Shortly after one of us (S. I. S.) started practicing dermatology in Tucson, Ariz., in 1949, he noticed that every few years, in the spring, there was quite a number of cases of dermatitis venenata with linear vesicles on the exposed areas of the extremities, very similar to poison ivy or poison oak dermatitis. Many of these patients gave the history of living, walking, or riding horseback in the foothills or the adjacent desert. It was suspected that this was a plant dermatitis, but since there is no Rhus present in this area at this altitude it was concluded that a different plant was involved. Finally, about 1957, one of the patients with the dermatitis said that she thought it was caused by a plant known as "desert (or false) heliotrope" (identified as Phacelia crenulata). It blooms profusely in March and April, in the desert areas of the West and
BERRY CZ, SHAPIRO SI, DAHLEN RF. Dermatitis Venenata from Phacelia Crenulata. Arch Dermatol. 1962;85(6):737–739. doi:10.1001/archderm.1962.01590060047009

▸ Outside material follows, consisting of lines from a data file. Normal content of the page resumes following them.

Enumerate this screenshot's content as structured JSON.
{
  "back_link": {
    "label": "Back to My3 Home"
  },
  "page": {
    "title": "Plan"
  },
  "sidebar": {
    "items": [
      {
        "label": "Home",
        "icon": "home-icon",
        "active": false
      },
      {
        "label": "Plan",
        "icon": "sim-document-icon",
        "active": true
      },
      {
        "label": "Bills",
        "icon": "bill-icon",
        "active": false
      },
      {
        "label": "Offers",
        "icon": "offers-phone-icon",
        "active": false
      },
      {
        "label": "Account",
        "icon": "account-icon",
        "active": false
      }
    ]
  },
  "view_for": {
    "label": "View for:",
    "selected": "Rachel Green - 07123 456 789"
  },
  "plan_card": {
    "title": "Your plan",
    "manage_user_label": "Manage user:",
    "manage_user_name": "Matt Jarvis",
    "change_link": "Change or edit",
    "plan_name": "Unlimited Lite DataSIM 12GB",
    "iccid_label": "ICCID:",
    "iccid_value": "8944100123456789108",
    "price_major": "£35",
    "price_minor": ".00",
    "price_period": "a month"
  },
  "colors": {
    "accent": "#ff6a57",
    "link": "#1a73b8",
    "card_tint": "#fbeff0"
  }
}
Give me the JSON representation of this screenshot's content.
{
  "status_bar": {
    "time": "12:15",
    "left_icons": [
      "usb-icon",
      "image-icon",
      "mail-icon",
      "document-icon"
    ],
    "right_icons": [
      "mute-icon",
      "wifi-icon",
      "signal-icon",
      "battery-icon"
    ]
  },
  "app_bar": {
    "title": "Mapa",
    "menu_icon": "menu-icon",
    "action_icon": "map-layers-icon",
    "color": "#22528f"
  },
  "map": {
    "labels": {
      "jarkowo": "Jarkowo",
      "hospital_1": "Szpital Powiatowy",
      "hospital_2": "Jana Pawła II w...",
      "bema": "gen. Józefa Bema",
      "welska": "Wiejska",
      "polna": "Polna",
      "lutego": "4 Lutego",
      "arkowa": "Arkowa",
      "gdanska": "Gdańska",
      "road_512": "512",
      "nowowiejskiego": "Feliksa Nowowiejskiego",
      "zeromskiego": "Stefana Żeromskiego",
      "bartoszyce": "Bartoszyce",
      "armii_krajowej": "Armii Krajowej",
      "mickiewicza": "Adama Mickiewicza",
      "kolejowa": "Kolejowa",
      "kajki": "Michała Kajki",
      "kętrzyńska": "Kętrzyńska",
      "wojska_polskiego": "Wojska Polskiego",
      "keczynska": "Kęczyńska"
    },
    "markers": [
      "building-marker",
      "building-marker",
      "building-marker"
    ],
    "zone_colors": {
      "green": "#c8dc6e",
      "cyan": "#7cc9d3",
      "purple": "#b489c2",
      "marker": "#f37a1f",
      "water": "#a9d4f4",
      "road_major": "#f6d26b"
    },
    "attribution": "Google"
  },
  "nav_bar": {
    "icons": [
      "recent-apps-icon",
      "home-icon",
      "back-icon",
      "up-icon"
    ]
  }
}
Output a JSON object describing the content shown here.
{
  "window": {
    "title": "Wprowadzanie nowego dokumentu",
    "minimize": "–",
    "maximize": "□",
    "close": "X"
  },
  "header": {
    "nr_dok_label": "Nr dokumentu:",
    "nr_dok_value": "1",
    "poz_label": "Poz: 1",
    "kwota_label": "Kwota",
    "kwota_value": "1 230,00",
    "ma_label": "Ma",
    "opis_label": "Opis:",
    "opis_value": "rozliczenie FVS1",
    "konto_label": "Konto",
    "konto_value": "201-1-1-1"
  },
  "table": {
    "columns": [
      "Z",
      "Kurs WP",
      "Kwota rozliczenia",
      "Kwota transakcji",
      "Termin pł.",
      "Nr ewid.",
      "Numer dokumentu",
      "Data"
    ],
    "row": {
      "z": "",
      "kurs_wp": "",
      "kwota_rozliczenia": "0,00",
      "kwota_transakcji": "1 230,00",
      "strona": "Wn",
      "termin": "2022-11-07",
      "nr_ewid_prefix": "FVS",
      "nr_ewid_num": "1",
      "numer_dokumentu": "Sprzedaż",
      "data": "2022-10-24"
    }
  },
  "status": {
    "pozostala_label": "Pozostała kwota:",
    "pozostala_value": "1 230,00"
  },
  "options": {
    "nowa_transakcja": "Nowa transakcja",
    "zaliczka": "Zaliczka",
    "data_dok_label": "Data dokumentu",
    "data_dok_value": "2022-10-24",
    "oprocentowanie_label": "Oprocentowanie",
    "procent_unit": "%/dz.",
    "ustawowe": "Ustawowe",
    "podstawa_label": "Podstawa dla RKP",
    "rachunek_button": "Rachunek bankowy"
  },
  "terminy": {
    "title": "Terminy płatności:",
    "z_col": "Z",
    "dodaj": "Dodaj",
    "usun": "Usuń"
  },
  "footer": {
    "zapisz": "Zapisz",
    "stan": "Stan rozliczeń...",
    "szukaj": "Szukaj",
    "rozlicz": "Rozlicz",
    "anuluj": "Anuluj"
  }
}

Customize your JAMA Network experience by selecting one or more topics from the list below.
Create a personal account or sign in to: